» **WHAT TO WORK ON**: From the entries below, count the lines with "true". Write only the count.

Component data from apps and pages:

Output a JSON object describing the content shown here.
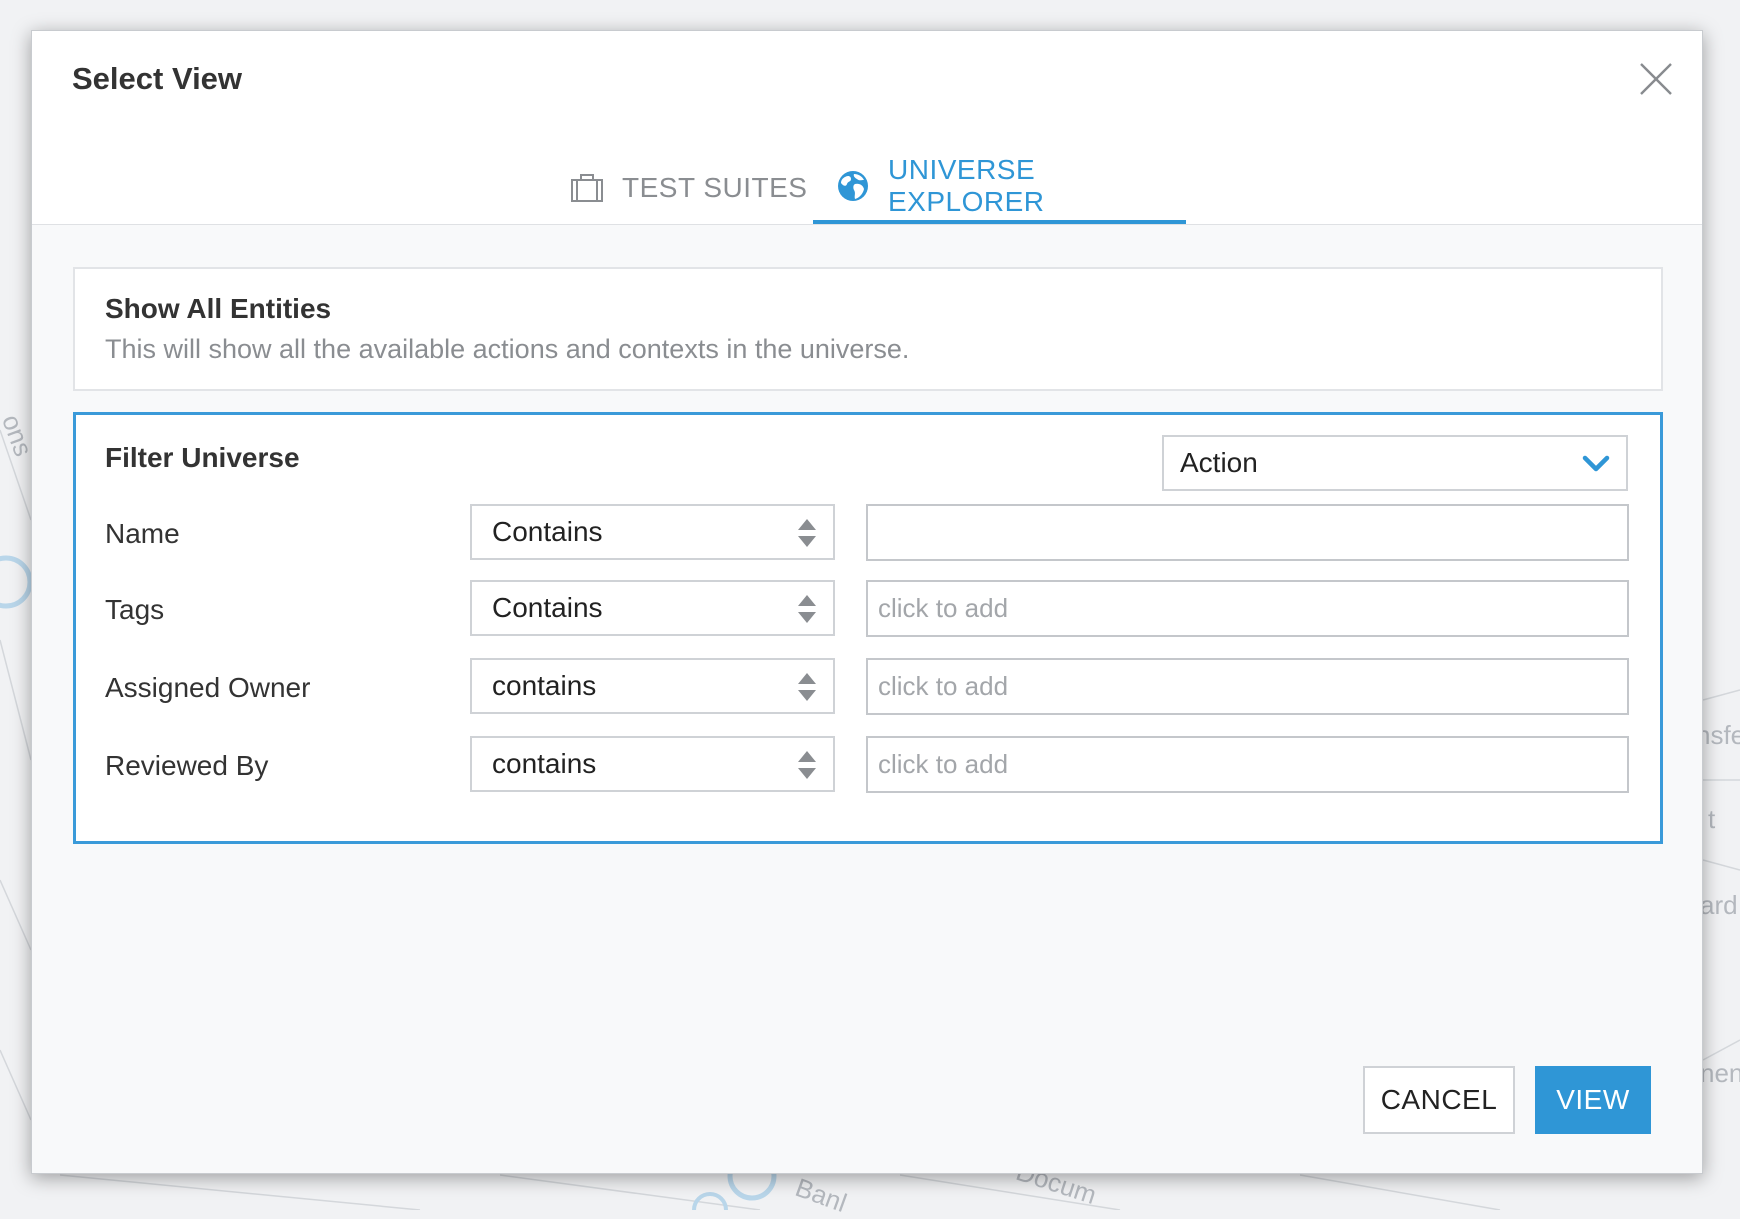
{
  "background": {
    "labels": [
      "ons",
      "nsfe",
      "t",
      "ard",
      "nen",
      "Banl",
      "Docum"
    ]
  },
  "modal": {
    "title": "Select View",
    "close_icon": "close-icon"
  },
  "tabs": [
    {
      "label": "TEST SUITES",
      "icon": "briefcase-icon",
      "active": false
    },
    {
      "label": "UNIVERSE EXPLORER",
      "icon": "globe-icon",
      "active": true
    }
  ],
  "show_all": {
    "title": "Show All Entities",
    "description": "This will show all the available actions and contexts in the universe."
  },
  "filter": {
    "title": "Filter Universe",
    "entity_type": "Action",
    "rows": [
      {
        "label": "Name",
        "operator": "Contains",
        "value": "",
        "placeholder": ""
      },
      {
        "label": "Tags",
        "operator": "Contains",
        "value": "",
        "placeholder": "click to add"
      },
      {
        "label": "Assigned Owner",
        "operator": "contains",
        "value": "",
        "placeholder": "click to add"
      },
      {
        "label": "Reviewed By",
        "operator": "contains",
        "value": "",
        "placeholder": "click to add"
      }
    ]
  },
  "buttons": {
    "cancel": "CANCEL",
    "view": "VIEW"
  },
  "colors": {
    "accent": "#2f96d6",
    "filter_border": "#3a9ad9"
  }
}
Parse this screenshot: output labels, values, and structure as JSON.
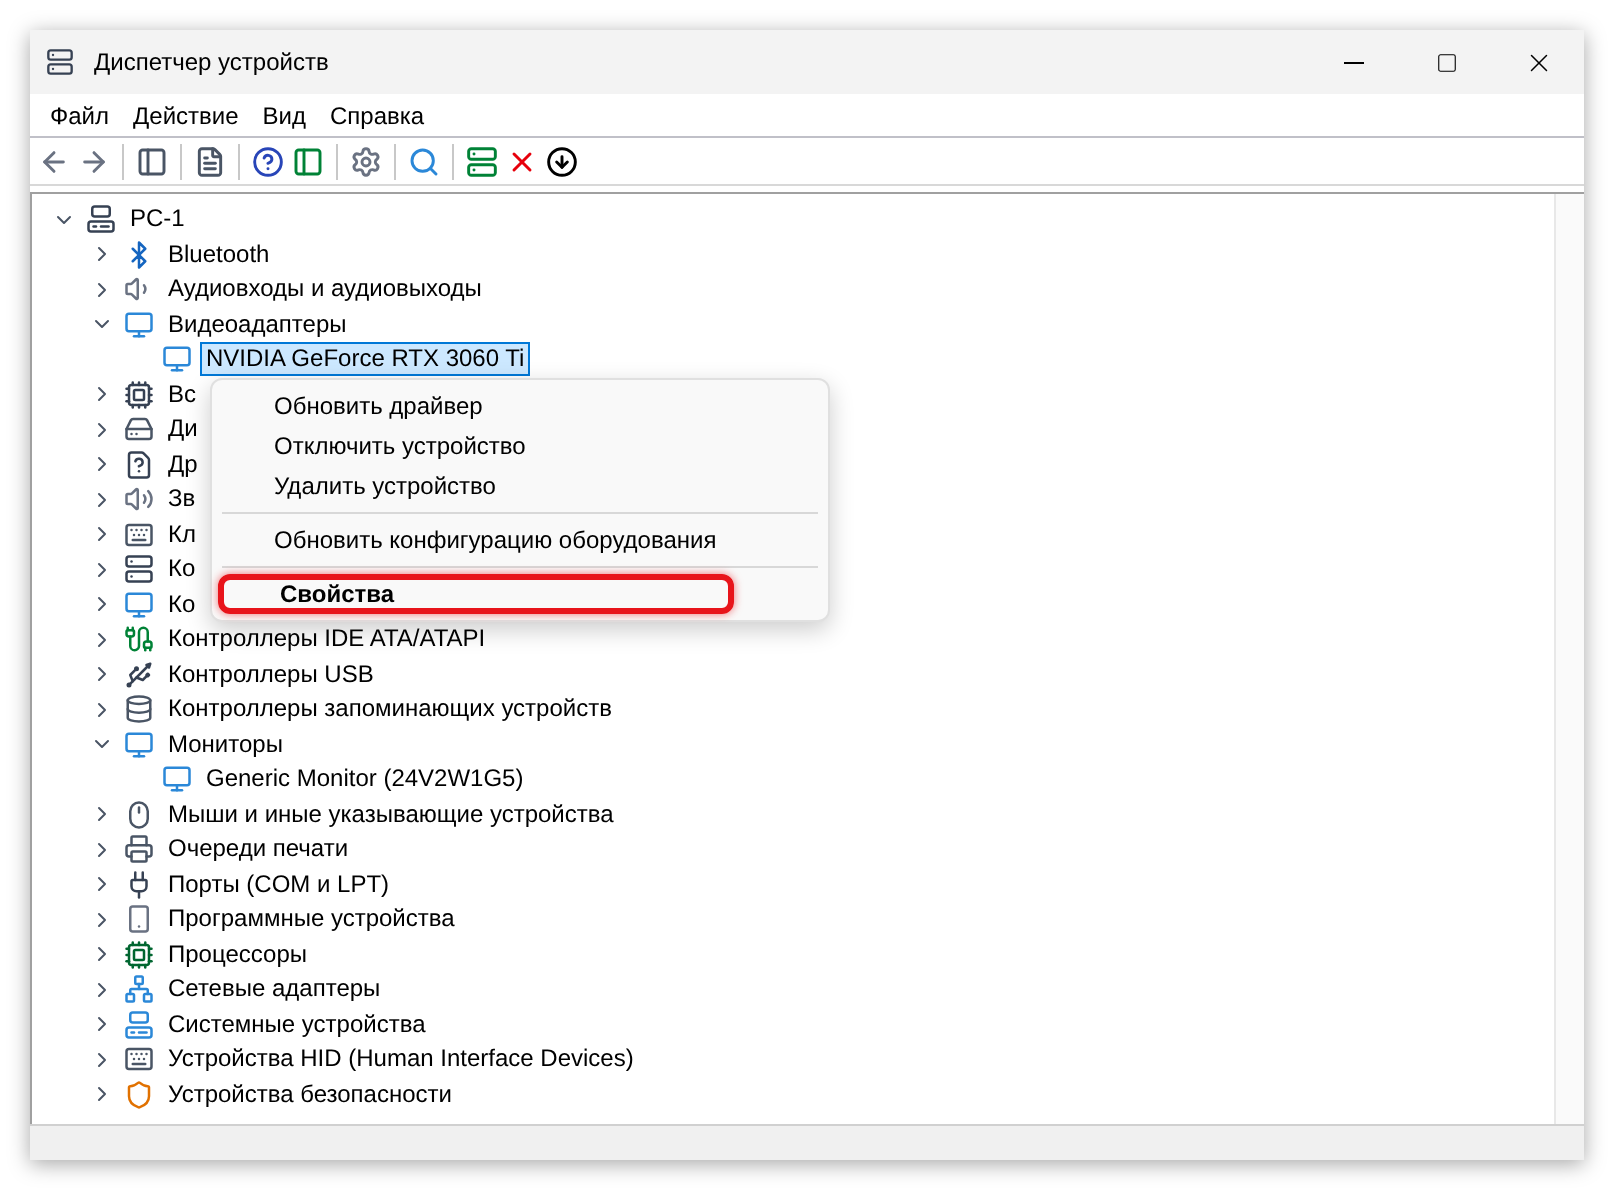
{
  "window": {
    "title": "Диспетчер устройств"
  },
  "menu_bar": [
    "Файл",
    "Действие",
    "Вид",
    "Справка"
  ],
  "tree": {
    "label": "PC-1",
    "expanded": true,
    "selected": false,
    "children": [
      {
        "label": "Bluetooth",
        "expanded": false,
        "selected": false
      },
      {
        "label": "Аудиовходы и аудиовыходы",
        "expanded": false,
        "selected": false
      },
      {
        "label": "Видеоадаптеры",
        "expanded": true,
        "selected": false,
        "children": [
          {
            "label": "NVIDIA GeForce RTX 3060 Ti",
            "selected": true
          }
        ]
      },
      {
        "label": "Вс",
        "expanded": false,
        "selected": false
      },
      {
        "label": "Ди",
        "expanded": false,
        "selected": false
      },
      {
        "label": "Др",
        "expanded": false,
        "selected": false
      },
      {
        "label": "Зв",
        "expanded": false,
        "selected": false
      },
      {
        "label": "Кл",
        "expanded": false,
        "selected": false
      },
      {
        "label": "Ко",
        "expanded": false,
        "selected": false
      },
      {
        "label": "Ко",
        "expanded": false,
        "selected": false
      },
      {
        "label": "Контроллеры IDE ATA/ATAPI",
        "expanded": false,
        "selected": false
      },
      {
        "label": "Контроллеры USB",
        "expanded": false,
        "selected": false
      },
      {
        "label": "Контроллеры запоминающих устройств",
        "expanded": false,
        "selected": false
      },
      {
        "label": "Мониторы",
        "expanded": true,
        "selected": false,
        "children": [
          {
            "label": "Generic Monitor (24V2W1G5)",
            "selected": false
          }
        ]
      },
      {
        "label": "Мыши и иные указывающие устройства",
        "expanded": false,
        "selected": false
      },
      {
        "label": "Очереди печати",
        "expanded": false,
        "selected": false
      },
      {
        "label": "Порты (COM и LPT)",
        "expanded": false,
        "selected": false
      },
      {
        "label": "Программные устройства",
        "expanded": false,
        "selected": false
      },
      {
        "label": "Процессоры",
        "expanded": false,
        "selected": false
      },
      {
        "label": "Сетевые адаптеры",
        "expanded": false,
        "selected": false
      },
      {
        "label": "Системные устройства",
        "expanded": false,
        "selected": false
      },
      {
        "label": "Устройства HID (Human Interface Devices)",
        "expanded": false,
        "selected": false
      },
      {
        "label": "Устройства безопасности",
        "expanded": false,
        "selected": false
      }
    ]
  },
  "context_menu": [
    {
      "kind": "item",
      "label": "Обновить драйвер",
      "default": false,
      "highlighted": false
    },
    {
      "kind": "item",
      "label": "Отключить устройство",
      "default": false,
      "highlighted": false
    },
    {
      "kind": "item",
      "label": "Удалить устройство",
      "default": false,
      "highlighted": false
    },
    {
      "kind": "separator"
    },
    {
      "kind": "item",
      "label": "Обновить конфигурацию оборудования",
      "default": false,
      "highlighted": false
    },
    {
      "kind": "separator"
    },
    {
      "kind": "item",
      "label": "Свойства",
      "default": true,
      "highlighted": true
    }
  ]
}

» **FINAL ANSWER**: 7